On the current roster, the one player that could very well step up at defensive tackle is a member of the 2012 recruiting class and former Canton McKinley star, Se'Von Pittman.
Pittman enrolled at OSU early last year and got to go through workouts and spring ball with the team. He did have an injury that ended up shutting him down midway through the spring, but early reports were that the coaches were very impressed with his talent and it was expected he would see the field this fall.
Of course, fall camp rolled around and Pittman appeared to be lost learning the mental part of the game. Because of that he never sniffed the turf at Ohio Stadium and took a redshirt this season, which was disappointing given the expectations around him, but could be viewed as a positive now that he has four years remaining.
At 6-3/268, expect Pittman to continue to fill out his frame, and with a solid offseason you certainly could see him on the field, even in a reserve role this coming fall.
Outside of Pittman, the other members of the 2013 defensive line class could all be in play to see minutes on the inside next season. They are Joey Bosa, Donovan Munger, Billy Price, and Tracy Sprinkle.
Bosa is likely going to end up at strongside end, backing up Washington, during his first season in Columbus, but he is certainly talented enough and ready to see the field. I don't think he'll earn a starting job, barring injury, but I do think in certain situations either he or Adolphus could move inside to get both on the field.
Munger is a bit raw and has a lot to learn, so I don't think he is a realistic candidate to get serious minutes, but he does have tremendous size and plays with great physicality. My prediction is that Munger redshirts in 2013, but down the road he could be a force at either defensive tackle or offensive guard.
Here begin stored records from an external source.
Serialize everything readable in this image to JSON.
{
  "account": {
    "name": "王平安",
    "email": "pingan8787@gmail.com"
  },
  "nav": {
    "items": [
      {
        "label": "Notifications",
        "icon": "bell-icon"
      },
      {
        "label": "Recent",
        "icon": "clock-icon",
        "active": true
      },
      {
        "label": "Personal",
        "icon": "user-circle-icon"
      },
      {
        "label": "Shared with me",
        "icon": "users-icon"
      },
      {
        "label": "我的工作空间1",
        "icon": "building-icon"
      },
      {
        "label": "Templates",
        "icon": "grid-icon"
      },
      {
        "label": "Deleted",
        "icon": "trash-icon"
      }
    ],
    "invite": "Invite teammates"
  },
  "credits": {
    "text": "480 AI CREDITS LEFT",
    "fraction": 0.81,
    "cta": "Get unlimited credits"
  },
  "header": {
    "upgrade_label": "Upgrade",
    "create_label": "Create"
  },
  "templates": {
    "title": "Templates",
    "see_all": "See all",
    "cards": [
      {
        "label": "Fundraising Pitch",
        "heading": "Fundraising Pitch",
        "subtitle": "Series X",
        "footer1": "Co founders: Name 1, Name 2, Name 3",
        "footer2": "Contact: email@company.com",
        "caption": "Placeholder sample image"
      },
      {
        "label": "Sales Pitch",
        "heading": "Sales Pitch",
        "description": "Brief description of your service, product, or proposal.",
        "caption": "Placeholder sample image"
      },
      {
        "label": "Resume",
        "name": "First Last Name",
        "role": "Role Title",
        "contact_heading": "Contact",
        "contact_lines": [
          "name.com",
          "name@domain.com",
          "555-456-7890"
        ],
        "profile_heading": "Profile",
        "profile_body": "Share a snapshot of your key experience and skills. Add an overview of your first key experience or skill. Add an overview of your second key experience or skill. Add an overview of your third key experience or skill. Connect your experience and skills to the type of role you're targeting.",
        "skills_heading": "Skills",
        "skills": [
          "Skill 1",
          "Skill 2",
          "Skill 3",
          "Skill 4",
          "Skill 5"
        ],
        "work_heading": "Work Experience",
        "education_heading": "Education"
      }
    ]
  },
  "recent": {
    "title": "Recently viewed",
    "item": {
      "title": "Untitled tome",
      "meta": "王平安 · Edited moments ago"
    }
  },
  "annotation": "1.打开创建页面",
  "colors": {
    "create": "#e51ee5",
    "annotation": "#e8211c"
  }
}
Price is a player that reminds many of John Simon, but I also think he could be headed for a redshirt as the staff decides what to do with him. The Austintown Fitch product is being recruited at defensive tackle, but at 6-4/305 is also an outstanding offensive lineman and could be an elite guard at the college level. I do think either Price or Munger moves to offensive line eventually, but Price is more fundamentally sound right now as compared to Munger, so if defense is where they want him he could work his way into the rotation.
Finally, Sprinkle had an outstanding senior season for Elyria with 81 tackles, 8 sacks, and 5 fumble recoveries, earning the honor as Division I co-Defensive Player of the Year (with Price and Moeller's Shane Jones) in Ohio. At 6-5/260, Sprinkle is likely to start at defensive end in Columbus, but he has the frame to fill out and eventually move inside to tackle. He may end up being the steal of this recruiting class, but like Price and Munger, I wouldn't be surprised to see him take a year and redshirt to add weight and separate himself from some of the depth along the unit.